The episode "Murder Under Glass" begins with a look at a preposterously arrogant film critic and TV food star named Paul Girard. Besides posturing about his extensive food knowledge, Girard is obviously engaged in some type of dubious finances, and within minutes of the beginning of the episode, he prepares a vial of toxin from the notorious blowfish -- the Japanese fugu.
When a restaurant owner dies of poison, we -- and Colombo -- know that Girard did it. But HOW? The poison was in a bottle of wine that had not yet been opened when Girard left the victim. Why was the restaurant owner furiously angry with Girard just before his death? What was the motive? Colombo's job is to discover all.
Colombo's investigation involves interviews with a number of other restaurant owners, learning how they too were being victimized by the critic's extortion racket. At each step of the investigation, Colombo is offered delicious and showy delicacies. Galantine of duck with pistachios. A Chinese tea lunch (then unusual, now completely recognizable as Dim Sum.) A Japanese Kaiseki dinner complete with accompanying Geishas -- and then unusual sushi, including fugu. Mushrooms stuffed with crab and bechamel sauce. Eggs in aspic. A beautiful coffee cake. You get the picture: the most over-the-top restaurant dishes of the 1970s were recreated for this purpose. And Colombo appreciates every bite.

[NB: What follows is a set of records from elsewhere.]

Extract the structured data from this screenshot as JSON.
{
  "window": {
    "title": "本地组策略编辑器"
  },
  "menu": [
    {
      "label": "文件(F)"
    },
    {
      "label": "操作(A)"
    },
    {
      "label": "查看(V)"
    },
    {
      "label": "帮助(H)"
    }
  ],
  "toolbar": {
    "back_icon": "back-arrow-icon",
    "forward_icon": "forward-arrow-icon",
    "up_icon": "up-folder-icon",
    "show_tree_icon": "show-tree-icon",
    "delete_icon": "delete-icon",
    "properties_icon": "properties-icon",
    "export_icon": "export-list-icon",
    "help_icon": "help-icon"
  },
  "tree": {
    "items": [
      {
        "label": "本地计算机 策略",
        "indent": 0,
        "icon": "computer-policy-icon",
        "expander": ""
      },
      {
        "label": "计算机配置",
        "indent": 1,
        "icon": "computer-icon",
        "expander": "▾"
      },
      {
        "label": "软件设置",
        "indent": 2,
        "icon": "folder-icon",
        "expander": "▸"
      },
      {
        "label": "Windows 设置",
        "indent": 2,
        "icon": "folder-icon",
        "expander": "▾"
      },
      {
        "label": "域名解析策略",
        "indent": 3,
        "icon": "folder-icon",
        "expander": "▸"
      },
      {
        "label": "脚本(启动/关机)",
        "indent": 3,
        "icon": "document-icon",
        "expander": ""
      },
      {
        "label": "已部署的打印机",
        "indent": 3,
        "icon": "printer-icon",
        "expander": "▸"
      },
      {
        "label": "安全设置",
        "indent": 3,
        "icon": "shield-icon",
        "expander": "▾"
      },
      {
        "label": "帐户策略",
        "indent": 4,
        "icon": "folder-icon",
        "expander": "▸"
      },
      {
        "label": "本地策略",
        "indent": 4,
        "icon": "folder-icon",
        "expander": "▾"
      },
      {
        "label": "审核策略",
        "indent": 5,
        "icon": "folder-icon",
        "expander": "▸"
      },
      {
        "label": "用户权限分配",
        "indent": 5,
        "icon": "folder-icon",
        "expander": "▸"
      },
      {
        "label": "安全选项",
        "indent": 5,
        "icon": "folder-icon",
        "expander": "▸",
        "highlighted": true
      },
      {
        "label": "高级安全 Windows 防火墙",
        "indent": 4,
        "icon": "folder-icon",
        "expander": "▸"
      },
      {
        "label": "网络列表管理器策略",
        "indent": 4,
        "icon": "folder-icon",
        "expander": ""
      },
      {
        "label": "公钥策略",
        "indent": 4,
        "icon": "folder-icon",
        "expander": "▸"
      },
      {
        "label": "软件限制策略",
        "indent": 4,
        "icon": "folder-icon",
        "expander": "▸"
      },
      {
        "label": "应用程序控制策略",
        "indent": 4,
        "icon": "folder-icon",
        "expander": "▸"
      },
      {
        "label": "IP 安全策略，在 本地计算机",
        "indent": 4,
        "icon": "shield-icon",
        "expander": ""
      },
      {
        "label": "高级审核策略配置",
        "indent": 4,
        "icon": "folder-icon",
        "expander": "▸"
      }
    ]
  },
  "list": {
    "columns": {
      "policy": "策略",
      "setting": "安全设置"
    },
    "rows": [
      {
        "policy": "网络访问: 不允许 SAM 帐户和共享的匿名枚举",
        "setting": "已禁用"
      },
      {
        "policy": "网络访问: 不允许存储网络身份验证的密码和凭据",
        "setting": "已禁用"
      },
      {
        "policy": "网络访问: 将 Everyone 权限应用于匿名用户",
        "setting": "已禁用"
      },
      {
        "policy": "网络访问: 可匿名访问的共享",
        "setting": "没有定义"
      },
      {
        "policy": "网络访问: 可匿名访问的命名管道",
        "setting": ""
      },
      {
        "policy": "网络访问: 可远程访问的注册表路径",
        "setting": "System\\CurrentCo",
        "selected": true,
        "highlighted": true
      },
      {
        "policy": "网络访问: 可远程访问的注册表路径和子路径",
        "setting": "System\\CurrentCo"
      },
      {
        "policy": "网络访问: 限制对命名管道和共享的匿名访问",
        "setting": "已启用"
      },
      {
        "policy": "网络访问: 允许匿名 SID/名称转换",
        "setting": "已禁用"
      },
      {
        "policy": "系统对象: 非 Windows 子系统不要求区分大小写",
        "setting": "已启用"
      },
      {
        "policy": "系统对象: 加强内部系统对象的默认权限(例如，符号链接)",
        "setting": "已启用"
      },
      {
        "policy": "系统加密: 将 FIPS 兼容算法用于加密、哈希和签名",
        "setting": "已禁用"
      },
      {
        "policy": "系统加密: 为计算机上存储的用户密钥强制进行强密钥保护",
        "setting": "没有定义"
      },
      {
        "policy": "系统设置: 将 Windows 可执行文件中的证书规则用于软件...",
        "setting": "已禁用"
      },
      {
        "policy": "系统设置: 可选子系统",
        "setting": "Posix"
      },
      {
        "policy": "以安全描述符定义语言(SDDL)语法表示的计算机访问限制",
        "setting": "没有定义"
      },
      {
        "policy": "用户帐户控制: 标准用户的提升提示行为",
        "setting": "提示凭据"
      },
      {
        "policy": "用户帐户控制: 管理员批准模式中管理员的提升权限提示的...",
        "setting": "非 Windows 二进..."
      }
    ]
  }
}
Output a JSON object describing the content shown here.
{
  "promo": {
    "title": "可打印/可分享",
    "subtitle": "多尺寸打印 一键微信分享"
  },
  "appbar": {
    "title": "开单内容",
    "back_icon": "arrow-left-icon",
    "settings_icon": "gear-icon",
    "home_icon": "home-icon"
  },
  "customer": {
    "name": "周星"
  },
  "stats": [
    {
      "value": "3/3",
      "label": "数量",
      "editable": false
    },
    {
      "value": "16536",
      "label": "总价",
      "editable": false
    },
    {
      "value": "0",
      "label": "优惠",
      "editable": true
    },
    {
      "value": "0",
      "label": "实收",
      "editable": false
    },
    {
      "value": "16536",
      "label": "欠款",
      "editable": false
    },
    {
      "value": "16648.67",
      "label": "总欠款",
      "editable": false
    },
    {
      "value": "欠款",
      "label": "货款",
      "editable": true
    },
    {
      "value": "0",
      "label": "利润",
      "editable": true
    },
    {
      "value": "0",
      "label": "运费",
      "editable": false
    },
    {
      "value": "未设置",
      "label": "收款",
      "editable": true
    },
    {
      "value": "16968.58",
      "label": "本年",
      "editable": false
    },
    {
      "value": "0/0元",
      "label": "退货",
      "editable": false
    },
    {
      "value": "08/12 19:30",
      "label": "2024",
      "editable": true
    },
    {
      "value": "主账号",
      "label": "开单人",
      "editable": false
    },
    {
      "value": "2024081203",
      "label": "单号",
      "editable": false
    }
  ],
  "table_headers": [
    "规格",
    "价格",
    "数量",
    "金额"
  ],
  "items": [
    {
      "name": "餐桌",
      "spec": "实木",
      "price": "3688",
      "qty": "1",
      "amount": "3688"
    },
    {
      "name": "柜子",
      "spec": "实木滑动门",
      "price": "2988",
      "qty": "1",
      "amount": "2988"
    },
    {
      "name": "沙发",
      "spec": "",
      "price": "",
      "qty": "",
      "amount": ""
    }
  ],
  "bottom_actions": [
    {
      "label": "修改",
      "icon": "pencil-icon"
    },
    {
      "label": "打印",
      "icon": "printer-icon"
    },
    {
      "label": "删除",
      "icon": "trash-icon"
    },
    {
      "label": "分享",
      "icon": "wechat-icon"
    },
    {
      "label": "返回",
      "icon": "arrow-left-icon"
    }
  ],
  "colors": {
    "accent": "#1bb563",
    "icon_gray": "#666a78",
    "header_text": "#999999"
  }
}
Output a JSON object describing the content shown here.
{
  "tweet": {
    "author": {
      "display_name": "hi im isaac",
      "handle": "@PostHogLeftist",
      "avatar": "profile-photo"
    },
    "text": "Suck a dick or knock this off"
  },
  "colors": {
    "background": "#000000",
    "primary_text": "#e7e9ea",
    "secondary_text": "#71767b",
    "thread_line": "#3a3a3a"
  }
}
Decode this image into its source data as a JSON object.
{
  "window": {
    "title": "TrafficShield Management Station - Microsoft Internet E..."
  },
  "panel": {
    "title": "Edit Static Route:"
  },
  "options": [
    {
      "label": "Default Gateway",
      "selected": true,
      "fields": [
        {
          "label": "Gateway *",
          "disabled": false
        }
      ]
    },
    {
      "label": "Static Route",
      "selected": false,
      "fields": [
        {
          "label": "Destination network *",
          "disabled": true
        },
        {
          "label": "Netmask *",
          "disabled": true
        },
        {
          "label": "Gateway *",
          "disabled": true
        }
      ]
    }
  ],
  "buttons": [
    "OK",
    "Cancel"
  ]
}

After all these interviews, the restaurateurs, Colombo (in a tux instead of his usual ratty raincoat), and Girard all attend a formal banquet for restaurant owners and food writers. A whole series of such dishes are paraded out of the kitchen: a suckling pig, a large platter of lobsters, whole small birds, fish in jellied sauce and many more. Pictures from this scene appear at left.
The final confrontation between Colombo and Girard takes place as Colombo himself prepares an elaborate veal scallopini, explaining each step as he tightens his case and Girard squirms suavely. Girard opens another bottle of wine and tries to repeat his murder scheme. Of course that scheme fails. Colombo switches the glasses and explains to him (and to us, the audience) exactly how the original murder was done.
It's a wonderful visual journey through high level restaurant culture of the 1970s. Before the Food Network. Before New Cuisine of all sorts. Before sushi was available in every small town in America. And before Anton Ego the critic as arrogant as Girard encountered Remy the Rat in Ratatouille. What fun!